*Exercise instructions*. Please reproduce the data exactly, though every picture must stay out.

Stored data entries
════════════════

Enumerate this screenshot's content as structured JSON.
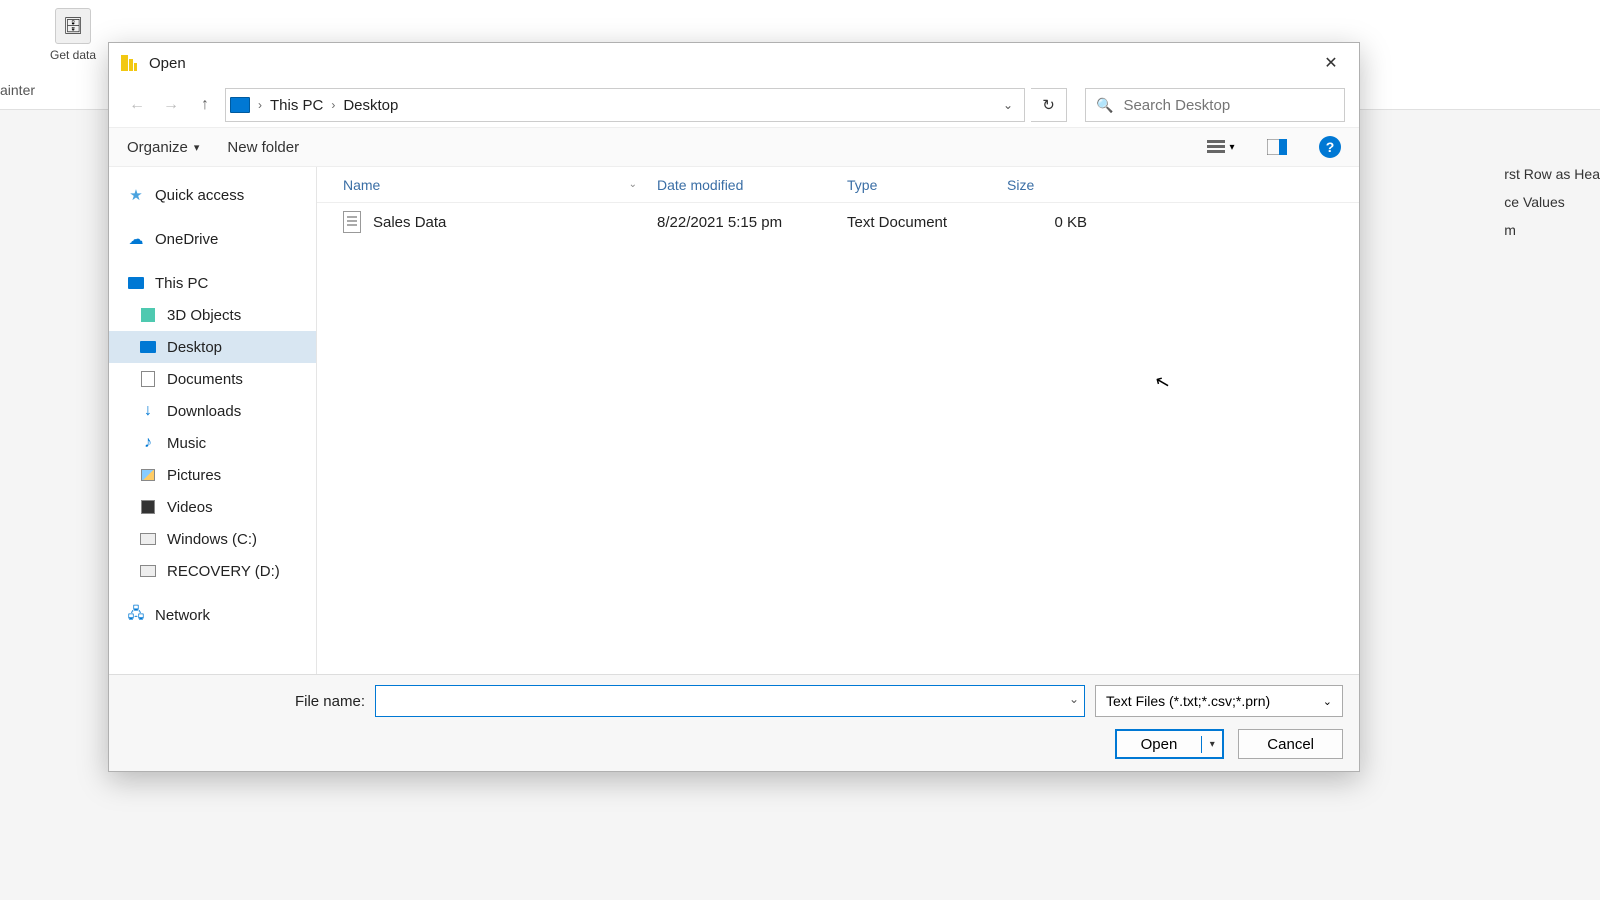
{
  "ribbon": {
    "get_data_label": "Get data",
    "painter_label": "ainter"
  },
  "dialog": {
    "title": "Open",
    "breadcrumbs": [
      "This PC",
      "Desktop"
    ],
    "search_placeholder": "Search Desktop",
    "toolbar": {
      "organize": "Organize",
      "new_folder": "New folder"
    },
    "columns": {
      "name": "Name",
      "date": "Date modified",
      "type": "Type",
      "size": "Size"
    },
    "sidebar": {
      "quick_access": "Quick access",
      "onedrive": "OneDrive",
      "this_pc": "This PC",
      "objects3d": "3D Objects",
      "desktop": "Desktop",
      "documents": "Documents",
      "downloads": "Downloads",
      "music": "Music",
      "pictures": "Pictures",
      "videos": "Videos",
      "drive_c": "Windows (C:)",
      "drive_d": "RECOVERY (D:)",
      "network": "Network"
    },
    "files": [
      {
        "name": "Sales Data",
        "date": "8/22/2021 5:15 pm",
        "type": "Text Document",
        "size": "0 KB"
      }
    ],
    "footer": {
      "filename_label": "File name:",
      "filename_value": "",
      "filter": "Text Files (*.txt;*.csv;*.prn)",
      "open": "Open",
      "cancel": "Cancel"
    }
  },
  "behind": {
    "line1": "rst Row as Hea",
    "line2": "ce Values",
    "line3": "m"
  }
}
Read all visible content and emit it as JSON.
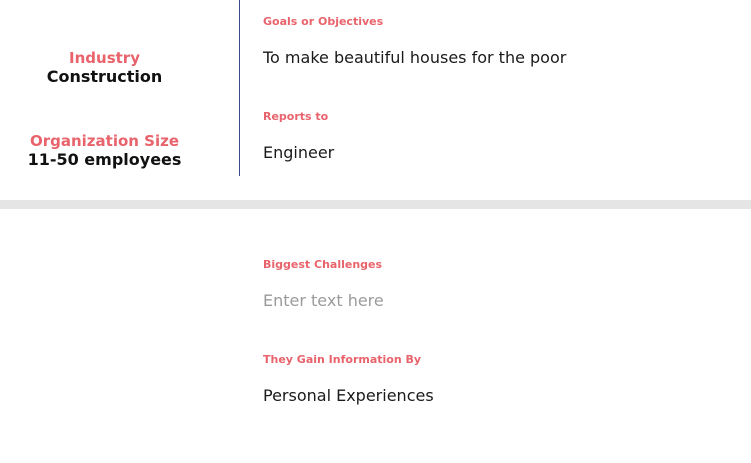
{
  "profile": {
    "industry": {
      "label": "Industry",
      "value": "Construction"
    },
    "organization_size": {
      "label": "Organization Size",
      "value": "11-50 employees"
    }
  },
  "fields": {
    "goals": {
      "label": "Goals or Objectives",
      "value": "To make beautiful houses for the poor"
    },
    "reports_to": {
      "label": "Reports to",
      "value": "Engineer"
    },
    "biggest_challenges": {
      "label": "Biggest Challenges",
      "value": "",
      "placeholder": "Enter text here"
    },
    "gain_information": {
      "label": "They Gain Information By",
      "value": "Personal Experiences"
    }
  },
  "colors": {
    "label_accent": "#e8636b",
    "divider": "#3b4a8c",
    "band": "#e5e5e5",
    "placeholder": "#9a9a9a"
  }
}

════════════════

*Response*.
Enumerate this screenshot's content as structured JSON.
{
  "ribbon": {
    "get_data_label": "Get data",
    "painter_label": "ainter"
  },
  "dialog": {
    "title": "Open",
    "breadcrumbs": [
      "This PC",
      "Desktop"
    ],
    "search_placeholder": "Search Desktop",
    "toolbar": {
      "organize": "Organize",
      "new_folder": "New folder"
    },
    "columns": {
      "name": "Name",
      "date": "Date modified",
      "type": "Type",
      "size": "Size"
    },
    "sidebar": {
      "quick_access": "Quick access",
      "onedrive": "OneDrive",
      "this_pc": "This PC",
      "objects3d": "3D Objects",
      "desktop": "Desktop",
      "documents": "Documents",
      "downloads": "Downloads",
      "music": "Music",
      "pictures": "Pictures",
      "videos": "Videos",
      "drive_c": "Windows (C:)",
      "drive_d": "RECOVERY (D:)",
      "network": "Network"
    },
    "files": [
      {
        "name": "Sales Data",
        "date": "8/22/2021 5:15 pm",
        "type": "Text Document",
        "size": "0 KB"
      }
    ],
    "footer": {
      "filename_label": "File name:",
      "filename_value": "",
      "filter": "Text Files (*.txt;*.csv;*.prn)",
      "open": "Open",
      "cancel": "Cancel"
    }
  },
  "behind": {
    "line1": "rst Row as Hea",
    "line2": "ce Values",
    "line3": "m"
  }
}
Read all visible content and emit it as JSON.
{
  "profile": {
    "industry": {
      "label": "Industry",
      "value": "Construction"
    },
    "organization_size": {
      "label": "Organization Size",
      "value": "11-50 employees"
    }
  },
  "fields": {
    "goals": {
      "label": "Goals or Objectives",
      "value": "To make beautiful houses for the poor"
    },
    "reports_to": {
      "label": "Reports to",
      "value": "Engineer"
    },
    "biggest_challenges": {
      "label": "Biggest Challenges",
      "value": "",
      "placeholder": "Enter text here"
    },
    "gain_information": {
      "label": "They Gain Information By",
      "value": "Personal Experiences"
    }
  },
  "colors": {
    "label_accent": "#e8636b",
    "divider": "#3b4a8c",
    "band": "#e5e5e5",
    "placeholder": "#9a9a9a"
  }
}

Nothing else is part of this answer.